without even knowing what the left is or what they want. And look at the ‘Left’
– they hate everything what is ‘Right’ or ‘National’ without any knowledge of
what they stand for. If these two sides would try to understand a bit more
about each other they would be surprised to find out how much they have in
common and that the real enemy is the liberal democratic system and not each
other. They also need to stop being keyboard commandoes and to get active in
their communities, e.g., join the SES or other volunteer organisations. Too
many ‘Nationalists’ have too much time on their hands, otherwise they wouldn’t
spend so much time behind the PC and insult each other in all the different
is, ‘Live what you believe in, be true to your core values and respect other
6. Would you and other key personnel in
the movement be interested in attending and being guest speakers at meetings of
parties and groups that are part of the overall movement?
We in the New
Right talk to everybody, and not only to the groups that are so called ‘Nationalist’.
We see politics as inclusive and not exclusive: therefore, there are no
boundaries as to who we talk to. I think that political dialogue is important
to overcome today’s social problems. So we talk to people from every political
orientation, from the union movement, ‘Left’ groups, ‘Right’ groups, people of
all religious faiths... I will even talk to the pigeon club if it gives me an
opportunity to spread the word of National-Anarchism and New Right.
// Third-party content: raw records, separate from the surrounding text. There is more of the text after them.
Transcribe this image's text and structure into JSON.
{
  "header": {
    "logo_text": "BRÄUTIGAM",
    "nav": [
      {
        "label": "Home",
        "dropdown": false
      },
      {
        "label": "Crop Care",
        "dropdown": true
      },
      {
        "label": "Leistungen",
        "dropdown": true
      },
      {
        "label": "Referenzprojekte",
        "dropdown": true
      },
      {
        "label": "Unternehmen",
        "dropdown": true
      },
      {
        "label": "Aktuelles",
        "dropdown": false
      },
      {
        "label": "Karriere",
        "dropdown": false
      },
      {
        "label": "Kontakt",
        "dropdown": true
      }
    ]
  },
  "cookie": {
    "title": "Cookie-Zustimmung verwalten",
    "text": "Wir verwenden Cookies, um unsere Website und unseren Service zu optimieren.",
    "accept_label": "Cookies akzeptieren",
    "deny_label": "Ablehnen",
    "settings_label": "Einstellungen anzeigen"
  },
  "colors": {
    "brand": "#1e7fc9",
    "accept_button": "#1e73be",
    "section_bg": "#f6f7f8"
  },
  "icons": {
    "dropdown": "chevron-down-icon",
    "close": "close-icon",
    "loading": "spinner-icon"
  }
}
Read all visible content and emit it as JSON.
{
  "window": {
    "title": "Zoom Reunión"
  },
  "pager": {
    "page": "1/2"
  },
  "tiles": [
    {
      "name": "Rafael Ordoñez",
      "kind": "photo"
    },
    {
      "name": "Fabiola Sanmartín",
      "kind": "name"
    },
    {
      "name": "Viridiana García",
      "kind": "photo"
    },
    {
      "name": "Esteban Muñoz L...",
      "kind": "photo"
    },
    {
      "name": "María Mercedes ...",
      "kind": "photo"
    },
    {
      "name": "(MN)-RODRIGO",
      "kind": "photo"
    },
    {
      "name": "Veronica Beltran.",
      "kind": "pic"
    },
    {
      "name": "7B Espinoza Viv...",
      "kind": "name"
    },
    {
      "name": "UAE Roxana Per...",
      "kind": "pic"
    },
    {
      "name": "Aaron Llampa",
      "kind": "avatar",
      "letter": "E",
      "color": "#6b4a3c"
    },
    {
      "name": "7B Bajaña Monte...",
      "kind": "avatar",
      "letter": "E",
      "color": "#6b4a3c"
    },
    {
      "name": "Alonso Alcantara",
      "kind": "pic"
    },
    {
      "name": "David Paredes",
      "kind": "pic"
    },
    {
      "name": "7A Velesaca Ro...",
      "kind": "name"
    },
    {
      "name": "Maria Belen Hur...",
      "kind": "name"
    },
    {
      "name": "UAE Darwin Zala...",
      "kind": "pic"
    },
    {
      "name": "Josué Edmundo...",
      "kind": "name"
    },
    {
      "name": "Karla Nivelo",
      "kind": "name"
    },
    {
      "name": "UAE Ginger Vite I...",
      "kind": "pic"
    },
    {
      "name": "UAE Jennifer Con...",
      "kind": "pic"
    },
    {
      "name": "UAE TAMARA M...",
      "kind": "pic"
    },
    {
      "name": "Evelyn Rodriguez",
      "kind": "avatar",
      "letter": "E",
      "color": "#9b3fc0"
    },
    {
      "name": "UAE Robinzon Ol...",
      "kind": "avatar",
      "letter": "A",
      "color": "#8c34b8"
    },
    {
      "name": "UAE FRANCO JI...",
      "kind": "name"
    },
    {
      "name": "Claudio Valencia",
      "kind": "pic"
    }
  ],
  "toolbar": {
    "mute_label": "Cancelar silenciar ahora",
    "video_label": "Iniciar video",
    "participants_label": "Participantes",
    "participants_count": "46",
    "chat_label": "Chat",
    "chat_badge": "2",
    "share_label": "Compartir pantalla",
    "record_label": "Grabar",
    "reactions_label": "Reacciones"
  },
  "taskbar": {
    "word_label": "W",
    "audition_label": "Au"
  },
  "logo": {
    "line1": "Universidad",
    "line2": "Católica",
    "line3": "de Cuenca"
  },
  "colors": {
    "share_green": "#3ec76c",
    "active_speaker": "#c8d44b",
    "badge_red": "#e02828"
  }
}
We don’t want to
limit our message to one segment of the community. Only through political
education can we spread our message and break the media smears and public
perception against the New right and National Anarchists.
7. What is your vision for the Australian
What is the
Australian Nation and what is the Australian way of life? By law everybody is
an Australian if they have an Australian passport. I disagree with that ‘civic
nationalist’ view, of course.
Ideally, what I would like to see is an Australia which is a country with many
autonomous communities that control their own local affairs. That means no
state government, but one needs a federal body that controls foreign affairs. I
want a country of free people who can determine their own destiny and future.
that is, for the time being – I want to see a society that rejects liberal
democracy. We should form our own groups of friends and associates, and
interact with them, and exchange labour and goods within those groups. By doing
that, we will form a parallel society. That is, we have a National-Anarchist
system within a system.
8. Any last words?
Be open-minded but never forget your own core values. Stop bickering and
keep in mind what is at stake. And never forget what Mao once said: “A journey
of a thousand miles starts with a single step.”
you for giving me the opportunity to explain what National Anarchism is and
what the New Right tries to achieve. If you have any more questions, please
don’t hesitate to visit our websites or to contact us.
This interview was published by Destiny Magazine, a leading Australian nationalist magazine, in its 3rd edition. Destiny can be obtained via their web site at: